A largely attended mass-meeting
was held in the court house Thurs
day afternoon for the purpose of
organizing the business men of the
town. A number enrolled their
names as members of the tentative
organization and a committee was
appointed to solicit members, fixing
Tuesday afternoon as the time for
holding the next meeting.
The meeting yesterday was well
attended and there was considera
ble interest manifested. B. E.
Nicholson acted as temporary chair
man, a permanent organization be
ing effected by the election of the
following officers: O. P. Bright,
president; W. A. Byrd, vice
president; W. P. Calhoun, secreta
ry, and W. E. Lott, treasurer. On
assuming the chair Capt. Bright
thanked the members for the honor
and expressed his determination to
give the work of the Chamber of
Commerce his very best effort and
closest attention. Mr. Jack A.
Lott, the president of the Johnston
Chamber of Commerce, was pres
ent by invitation and gave a very
practical and helpful talk on what
is being accomplished for the town
of Johnston by a similar organisa
tion. His suggestions will aid very
materially in making a proper be
A committee, consisting of J. C.
Sheppard, N. G. Evans and B. E.
Nicholson, was appointed to draft
a constitution and by-laws, the
president 3nd secretary being also
members of the committee. The
president was authorized to appoint
the members of such committees as
the constitution provided for, the
names of the members of the sev
eral committees to be announced at
the next meeting which is to be
held next Tuesday afternoon.
This commercial organization
has been launched under exceeding
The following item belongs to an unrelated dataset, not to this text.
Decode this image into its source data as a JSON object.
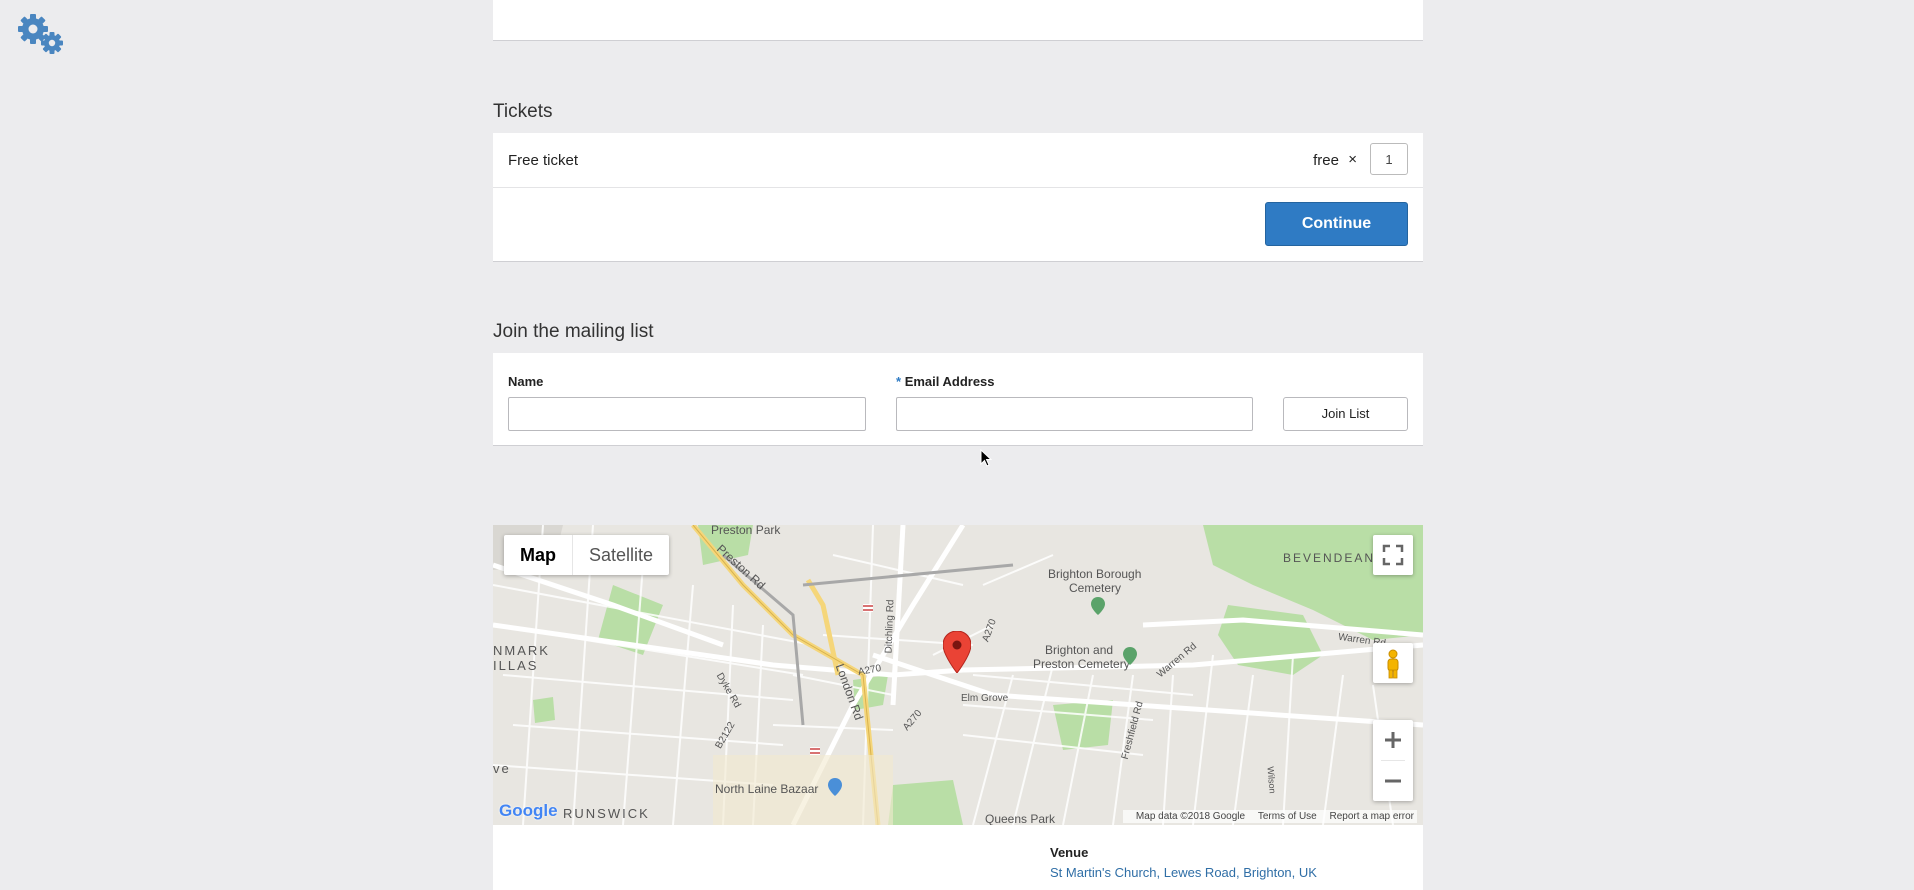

ly favorable auspieces and we con
fidently believe that something
tangible in developing the material
interests of the town will result.
The officers are active, aggressive
men who are enthusiastic over the
outlook and the members are the
leading citizens of t he town and
WE CARRY A MOST
COMPLETE LINE OF
Galvanized aud black piping
Rubber sheet packing.
Saw tee ch
We cut and thread pipe to
Gandy belting, 2-, 4-, 5-, 6-,
8-, and io-inch, 6 ply.
Rapid Fire hay presses
Sisal and Manilla rope
sketch. Write for prices.
Stewart & Kernaghan
You cannot control the mercury but you can
suit your clothing to the weather. The "good
old summer time" ts here to remain for 4 months,
so you had better provide the light weight gar
ments that will insure comfort.
We have light weight clothing in all of the
popular colors and weaves.
We have oxfords
for men aud boys that
are stylish and dura
able. Try a
Grosset or a
We have light weight underwear of all kinds,
can fit any size and satisfy any taste.
We have stylish hats in straw? panama and
felts. We have the largest assortment of hosiery
we have ever carried.
We aie sole agents for the
the best shirts on the market tor the money.
Dorn & Mims